Scott Kimmelman, the Assistant Athletic Director for Communications at NDNU, stated that, “College football teams have 80-100 athletes, and our campus would struggle to support an additional 100 athletes. We do not have a facility for a football team; the soccer field wouldn’t be big enough. Menlo College got rid of their football team, for similar reasons.”
NDNU does not have the means or resources to support a football team of eighty to a hundred athletes.
“It is tough to support that size of a team on campus and Menlo College actually had a football field. A football team is usually the biggest draw for schools. I don’t know what type of impact a football team would have here, because if we were to play off campus we would need people to travel to the game,” said Kimmelman.
The first civil law suit has been filed against Harvey Weinstein by actress Dominique Huett on Tuesday, following a slew of sexual assault allegations resulting in the entertainment mogul’s exit from his company.

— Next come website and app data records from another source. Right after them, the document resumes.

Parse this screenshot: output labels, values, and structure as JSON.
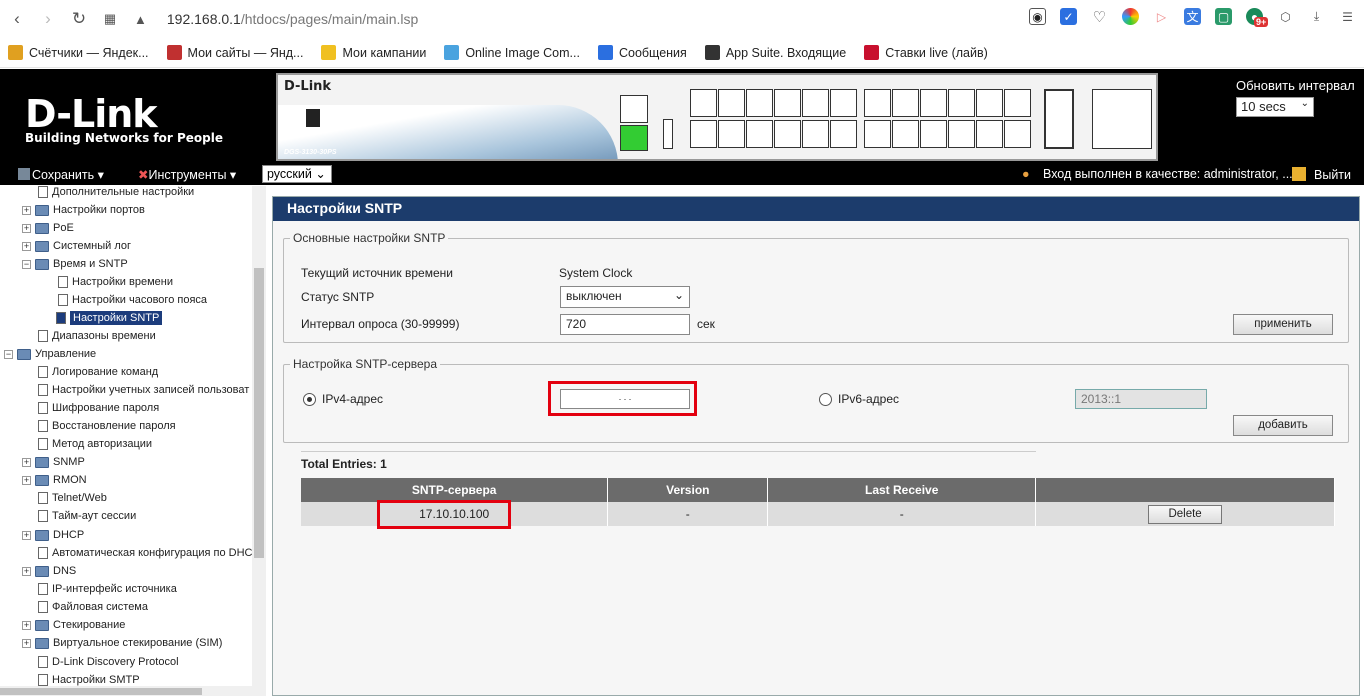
{
  "browser": {
    "url_host": "192.168.0.1",
    "url_path": "/htdocs/pages/main/main.lsp",
    "bookmarks": [
      {
        "label": "Счётчики — Яндек...",
        "color": "#e0a020"
      },
      {
        "label": "Мои сайты — Янд...",
        "color": "#c03030"
      },
      {
        "label": "Мои кампании",
        "color": "#f0c020"
      },
      {
        "label": "Online Image Com...",
        "color": "#4aa3df"
      },
      {
        "label": "Сообщения",
        "color": "#2b6fe0"
      },
      {
        "label": "App Suite. Входящие",
        "color": "#333333"
      },
      {
        "label": "Ставки live (лайв)",
        "color": "#c8102e"
      }
    ],
    "badge": "9+"
  },
  "header": {
    "logo_text": "D-Link",
    "logo_tagline": "Building Networks for People",
    "panel_brand": "D-Link",
    "panel_model": "DGS-3130-30PS",
    "refresh_label": "Обновить интервал",
    "refresh_value": "10 secs"
  },
  "toolbar": {
    "save": "Сохранить",
    "tools": "Инструменты",
    "language": "русский",
    "login_status": "Вход выполнен в качестве: administrator, ...",
    "logout": "Выйти"
  },
  "sidebar": {
    "items": [
      {
        "label": "Дополнительные настройки",
        "kind": "doc"
      },
      {
        "label": "Настройки портов",
        "kind": "folder"
      },
      {
        "label": "PoE",
        "kind": "folder"
      },
      {
        "label": "Системный лог",
        "kind": "folder"
      },
      {
        "label": "Время и SNTP",
        "kind": "folder"
      },
      {
        "label": "Настройки времени",
        "kind": "doc"
      },
      {
        "label": "Настройки часового пояса",
        "kind": "doc"
      },
      {
        "label": "Настройки SNTP",
        "kind": "doc"
      },
      {
        "label": "Диапазоны времени",
        "kind": "doc"
      },
      {
        "label": "Управление",
        "kind": "folder"
      },
      {
        "label": "Логирование команд",
        "kind": "doc"
      },
      {
        "label": "Настройки учетных записей пользоват",
        "kind": "doc"
      },
      {
        "label": "Шифрование пароля",
        "kind": "doc"
      },
      {
        "label": "Восстановление пароля",
        "kind": "doc"
      },
      {
        "label": "Метод авторизации",
        "kind": "doc"
      },
      {
        "label": "SNMP",
        "kind": "folder"
      },
      {
        "label": "RMON",
        "kind": "folder"
      },
      {
        "label": "Telnet/Web",
        "kind": "doc"
      },
      {
        "label": "Тайм-аут сессии",
        "kind": "doc"
      },
      {
        "label": "DHCP",
        "kind": "folder"
      },
      {
        "label": "Автоматическая конфигурация по DHC",
        "kind": "doc"
      },
      {
        "label": "DNS",
        "kind": "folder"
      },
      {
        "label": "IP-интерфейс источника",
        "kind": "doc"
      },
      {
        "label": "Файловая система",
        "kind": "doc"
      },
      {
        "label": "Стекирование",
        "kind": "folder"
      },
      {
        "label": "Виртуальное стекирование (SIM)",
        "kind": "folder"
      },
      {
        "label": "D-Link Discovery Protocol",
        "kind": "doc"
      },
      {
        "label": "Настройки SMTP",
        "kind": "doc"
      }
    ]
  },
  "content": {
    "title": "Настройки SNTP",
    "basic": {
      "legend": "Основные настройки SNTP",
      "source_label": "Текущий источник времени",
      "source_value": "System Clock",
      "status_label": "Статус SNTP",
      "status_value": "выключен",
      "interval_label": "Интервал опроса (30-99999)",
      "interval_value": "720",
      "interval_unit": "сек",
      "apply_button": "применить"
    },
    "server": {
      "legend": "Настройка SNTP-сервера",
      "ipv4_label": "IPv4-адрес",
      "ipv4_value": ".      .      .",
      "ipv6_label": "IPv6-адрес",
      "ipv6_value": "2013::1",
      "add_button": "добавить"
    },
    "table": {
      "total": "Total Entries: 1",
      "headers": [
        "SNTP-сервера",
        "Version",
        "Last Receive",
        ""
      ],
      "rows": [
        {
          "server": "17.10.10.100",
          "version": "-",
          "last_receive": "-",
          "action": "Delete"
        }
      ]
    }
  }
}
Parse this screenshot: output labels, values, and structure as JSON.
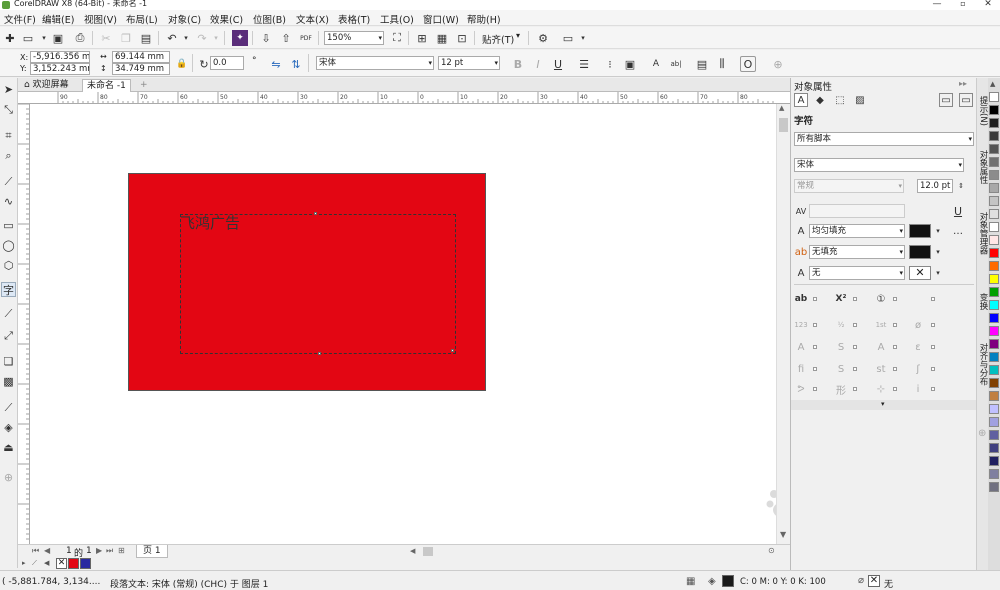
{
  "window": {
    "title": "CorelDRAW X8 (64-Bit) - 未命名 -1"
  },
  "menus": [
    "文件(F)",
    "编辑(E)",
    "视图(V)",
    "布局(L)",
    "对象(C)",
    "效果(C)",
    "位图(B)",
    "文本(X)",
    "表格(T)",
    "工具(O)",
    "窗口(W)",
    "帮助(H)"
  ],
  "toolbar": {
    "zoom": "150%",
    "snap_label": "贴齐(T)",
    "pdf_label": "PDF"
  },
  "property_bar": {
    "x": "-5,916.356 mm",
    "y": "3,152.243 mm",
    "width": "69.144 mm",
    "height": "34.749 mm",
    "angle": "0.0",
    "angle_unit": "°",
    "font": "宋体",
    "size": "12 pt"
  },
  "tabs": {
    "welcome": "欢迎屏幕",
    "doc": "未命名 -1"
  },
  "ruler": {
    "ticks": [
      "90",
      "80",
      "70",
      "60",
      "50",
      "40",
      "30",
      "20",
      "10",
      "0",
      "10",
      "20",
      "30",
      "40",
      "50",
      "60",
      "70",
      "80"
    ]
  },
  "canvas": {
    "text": "飞鸿广告",
    "rect_color": "#e30613"
  },
  "page_nav": {
    "current": "1",
    "of": "的",
    "total": "1",
    "page_tab": "页 1"
  },
  "docker": {
    "title": "对象属性",
    "section": "字符",
    "script": "所有脚本",
    "font": "宋体",
    "style": "常规",
    "size": "12.0 pt",
    "fill": "均匀填充",
    "bg_fill": "无填充",
    "outline": "无"
  },
  "vertical_tabs": [
    "提示(N)",
    "对象属性",
    "对象管理器",
    "变换",
    "对齐与分布"
  ],
  "status": {
    "coords": "( -5,881.784, 3,134....",
    "info": "段落文本: 宋体 (常规) (CHC) 于 图层 1",
    "fill_info": "C: 0 M: 0 Y: 0 K: 100",
    "outline_info": "无"
  },
  "colors": {
    "palette": [
      "#ffffff",
      "#000000",
      "#1e1e1e",
      "#3a3a3a",
      "#555555",
      "#707070",
      "#8c8c8c",
      "#a8a8a8",
      "#c4c4c4",
      "#e0e0e0",
      "#ffffff",
      "#ffe6e6",
      "#ff0000",
      "#ff6a00",
      "#ffff00",
      "#00a000",
      "#00ffff",
      "#0000ff",
      "#ff00ff",
      "#800080",
      "#0080c0",
      "#00c0c0",
      "#804000",
      "#c08040",
      "#c0c0ff",
      "#a0a0e0",
      "#6060a0",
      "#404080",
      "#202060",
      "#8080a0",
      "#707080"
    ],
    "fill_chip": "#e30613",
    "outline_chip": "#2a2aa0"
  }
}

The Weinstein Company is being sued for negligence by Huett, marking the first legal attention this high-profile case will receive. Some of the more well-known figures that have revealed themselves as victims of Weinstein are Angelina Jolie, Gwyneth Paltrow, Lena Dunham, Kate Beckinsale, Reese Witherspoon, Rosanna Arquette and Katherine Kendall.

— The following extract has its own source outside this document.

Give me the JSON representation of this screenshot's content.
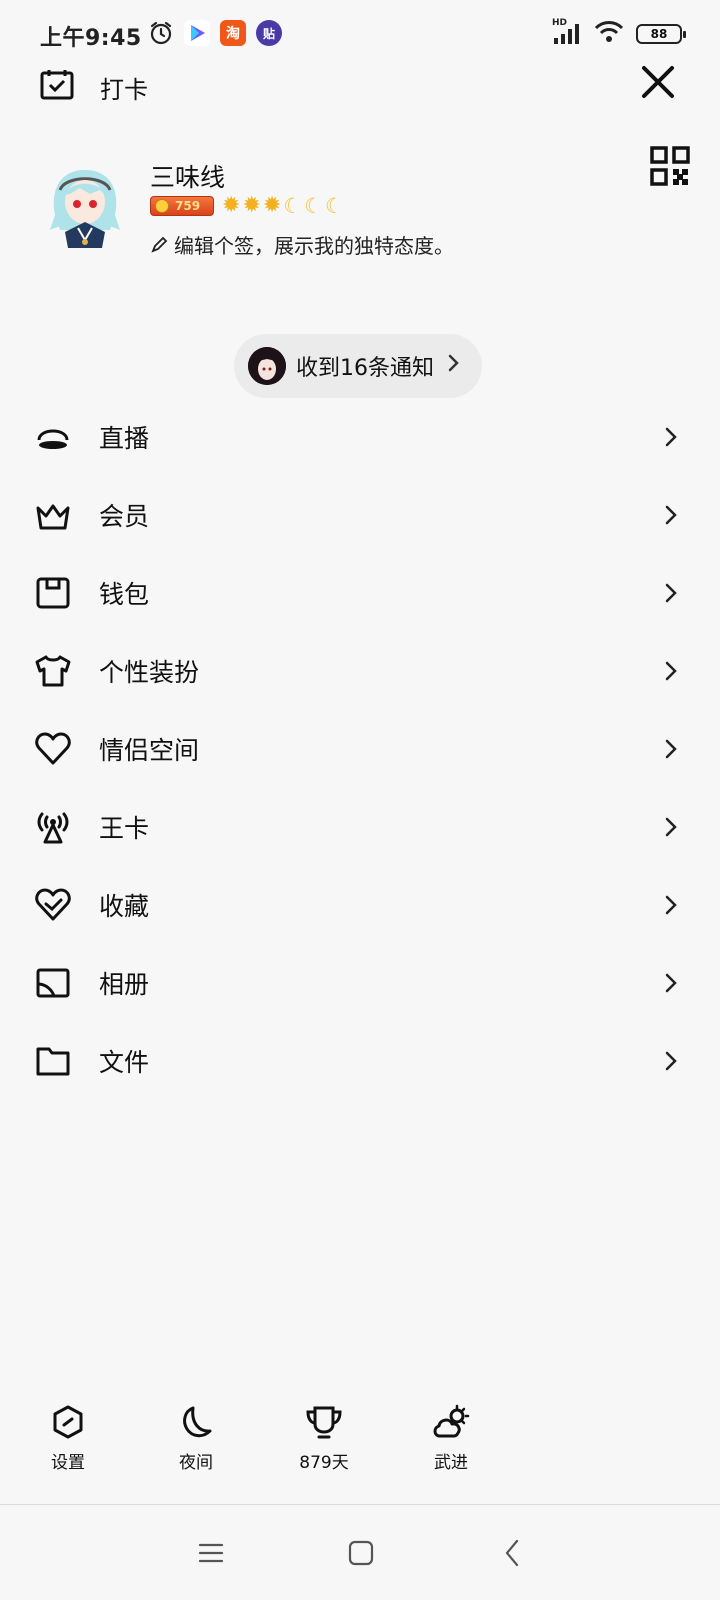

This sudden hike in women coming out on Weinstein, and in-turn bringing harrowing practices that plague the industry to attention was sparked by Alyssa Milano’s Twitter posting. The former Charmed actress rallied more women to share experiences that they had suppressed from the media in fear of losing their status in the entertainment industry.
Harvey Weinstein’s spokeswoman first responded to the allegations with denial and showed effort in publicizing a more family-oriented image for him but his resignation from the board in Weinstein and Co. and removal from any affiliations from Miramax suggest a shift in his positioning on the matters, especially with more women exposing him on social media and now, legally. On October 10, his attorney Patricia Glaser even went on to say others on the board at Weinstein were aware of the happenings and that they too have to come forward and accept blame.

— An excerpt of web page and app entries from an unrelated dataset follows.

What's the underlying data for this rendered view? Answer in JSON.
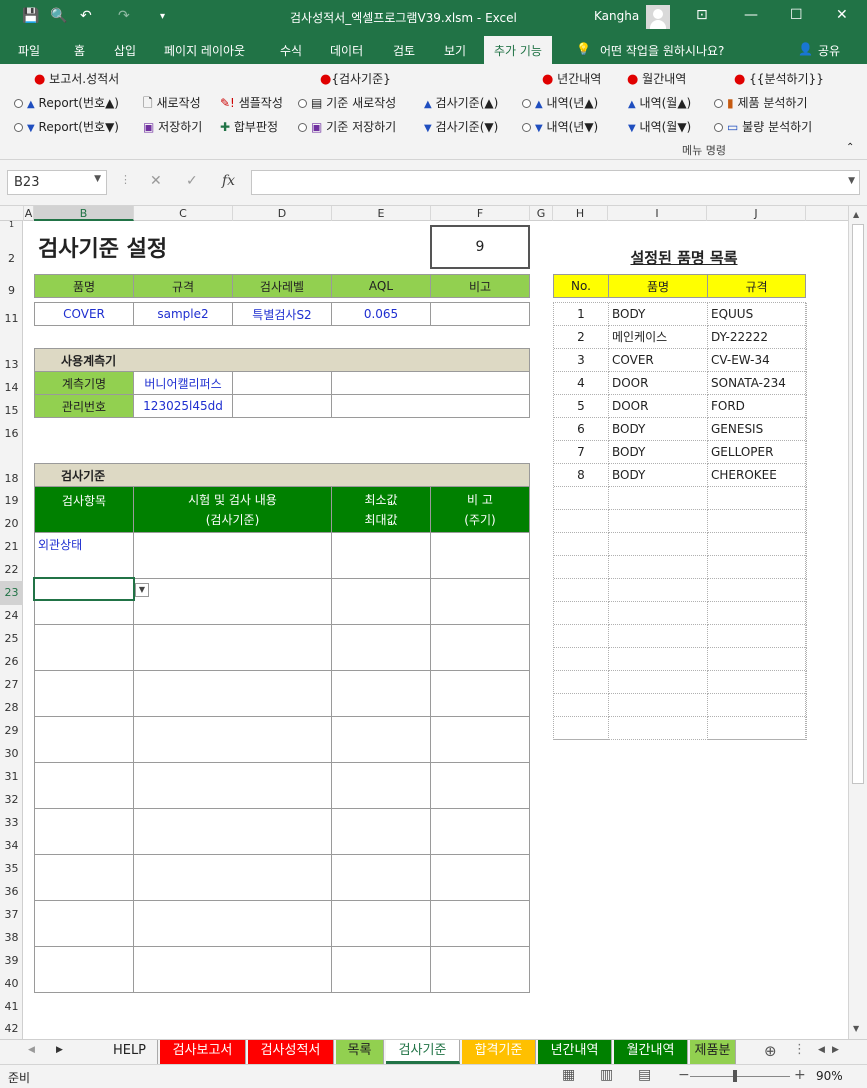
{
  "window": {
    "title": "검사성적서_엑셀프로그램V39.xlsm  -  Excel",
    "user": "Kangha",
    "minimize": "—",
    "maximize": "☐",
    "close": "✕"
  },
  "ribbon_tabs": [
    "파일",
    "홈",
    "삽입",
    "페이지 레이아웃",
    "수식",
    "데이터",
    "검토",
    "보기",
    "추가 기능"
  ],
  "tell_me": "어떤 작업을 원하시나요?",
  "share": "공유",
  "ribbon": {
    "group1_title": "보고서.성적서",
    "report_up": "Report(번호▲)",
    "report_down": "Report(번호▼)",
    "new_create": "새로작성",
    "save": "저장하기",
    "sample_create": "샘플작성",
    "pass_fail": "합부판정",
    "group2_title": "{검사기준}",
    "std_new": "기준 새로작성",
    "std_save": "기준 저장하기",
    "std_up": "검사기준(▲)",
    "std_down": "검사기준(▼)",
    "group3_title": "년간내역",
    "year_up": "내역(년▲)",
    "year_down": "내역(년▼)",
    "group4_title": "월간내역",
    "month_up": "내역(월▲)",
    "month_down": "내역(월▼)",
    "group5_title": "{{분석하기}}",
    "product_analysis": "제품 분석하기",
    "defect_analysis": "불량 분석하기",
    "menu_command": "메뉴 명령"
  },
  "formula_bar": {
    "namebox": "B23",
    "cancel": "✕",
    "enter": "✓",
    "fx": "fx",
    "formula": ""
  },
  "columns": [
    "A",
    "B",
    "C",
    "D",
    "E",
    "F",
    "G",
    "H",
    "I",
    "J"
  ],
  "rows": [
    "1",
    "2",
    "9",
    "11",
    "13",
    "14",
    "15",
    "16",
    "18",
    "19",
    "20",
    "21",
    "22",
    "23",
    "24",
    "25",
    "26",
    "27",
    "28",
    "29",
    "30",
    "31",
    "32",
    "33",
    "34",
    "35",
    "36",
    "37",
    "38",
    "39",
    "40",
    "41",
    "42"
  ],
  "sheet": {
    "title": "검사기준 설정",
    "number": "9",
    "headers": [
      "품명",
      "규격",
      "검사레벨",
      "AQL",
      "비고"
    ],
    "values": [
      "COVER",
      "sample2",
      "특별검사S2",
      "0.065",
      ""
    ],
    "instrument_title": "사용계측기",
    "instrument_name_label": "계측기명",
    "instrument_name": "버니어캘리퍼스",
    "mgmt_no_label": "관리번호",
    "mgmt_no": "123025l45dd",
    "std_title": "검사기준",
    "std_headers": {
      "item": "검사항목",
      "content1": "시험 및 검사 내용",
      "content2": "(검사기준)",
      "minmax1": "최소값",
      "minmax2": "최대값",
      "note1": "비  고",
      "note2": "(주기)"
    },
    "first_item": "외관상태"
  },
  "product_list": {
    "title": "설정된 품명 목록",
    "headers": [
      "No.",
      "품명",
      "규격"
    ],
    "rows": [
      {
        "no": "1",
        "name": "BODY",
        "spec": "EQUUS"
      },
      {
        "no": "2",
        "name": "메인케이스",
        "spec": "DY-22222"
      },
      {
        "no": "3",
        "name": "COVER",
        "spec": "CV-EW-34"
      },
      {
        "no": "4",
        "name": "DOOR",
        "spec": "SONATA-234"
      },
      {
        "no": "5",
        "name": "DOOR",
        "spec": "FORD"
      },
      {
        "no": "6",
        "name": "BODY",
        "spec": "GENESIS"
      },
      {
        "no": "7",
        "name": "BODY",
        "spec": "GELLOPER"
      },
      {
        "no": "8",
        "name": "BODY",
        "spec": "CHEROKEE"
      }
    ]
  },
  "sheet_tabs": [
    {
      "label": "HELP",
      "bg": "#f3f3f3",
      "fg": "#222"
    },
    {
      "label": "검사보고서",
      "bg": "#ff0000",
      "fg": "#fff"
    },
    {
      "label": "검사성적서",
      "bg": "#ff0000",
      "fg": "#fff"
    },
    {
      "label": "목록",
      "bg": "#92d050",
      "fg": "#222"
    },
    {
      "label": "검사기준",
      "bg": "#ffffff",
      "fg": "#217346"
    },
    {
      "label": "합격기준",
      "bg": "#ffc000",
      "fg": "#fff"
    },
    {
      "label": "년간내역",
      "bg": "#008000",
      "fg": "#fff"
    },
    {
      "label": "월간내역",
      "bg": "#008000",
      "fg": "#fff"
    },
    {
      "label": "제품분",
      "bg": "#92d050",
      "fg": "#222"
    }
  ],
  "status": {
    "ready": "준비",
    "zoom": "90%",
    "minus": "−",
    "plus": "+"
  },
  "colors": {
    "excel_green": "#217346",
    "header_light_green": "#92d050",
    "header_dark_green": "#008000",
    "header_tan": "#ddd9c4",
    "list_header_yellow": "#ffff00"
  }
}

“The government needs to undertake this issue and formulate a plan to regulate these grey areas better, as women deserve the same quality of life as their male counterparts, both paying the same denotations of taxation to the state and central legislations” said sophomore Gio Delgado.
Notably by the 15th of October, a total of 38 women had accused director James Toback of sexual misconduct, showing that the movement against inappropriate behavior at the workplace is gaining traction. Sexual assault is not legally tolerated and citizens feel the notion could extend to office spaces beyond the entertainment industry. Weinstein’s count of shame is at 56 as of the 1st of November.
“Hopefully more victims from other sectors will come forward and unveil more parasites like Weinstein” said Freshman Jesus Mendoza.
The Weinstein Company is not looking for private buyers to take-over the establishment. The industry too has taken damage and male figures in show-biz have expressed their knowledge on the issue. Tom Hanks has said he was aware of the sad truth and Seth McFarlane even joked about it on stage at the 2013 Oscars.
“Congratulations, you five ladies don’t have to pretend to be attracted to Harvey Weinstein anymore!” said comedy-icon McFarlane, referring to the nominees.
Despite inching around the legal tussles, Harvey Weinstein still owns 23% of Weinstein and Co. in shares. Four members of the all-male board have already resigned. This incident happens to evoke questioning the need for government agencies to look into hierarchies established in businesses.
“While regulating such intricacies of a private organization might seem impossible, we have little alternatives. This is an opportunity to bring about new regulations and we must progressively act on it”, said senior Viri Luna.
The public awaits development on this case as court proceedings will reveal how civil reforms might be shaped by this exposé.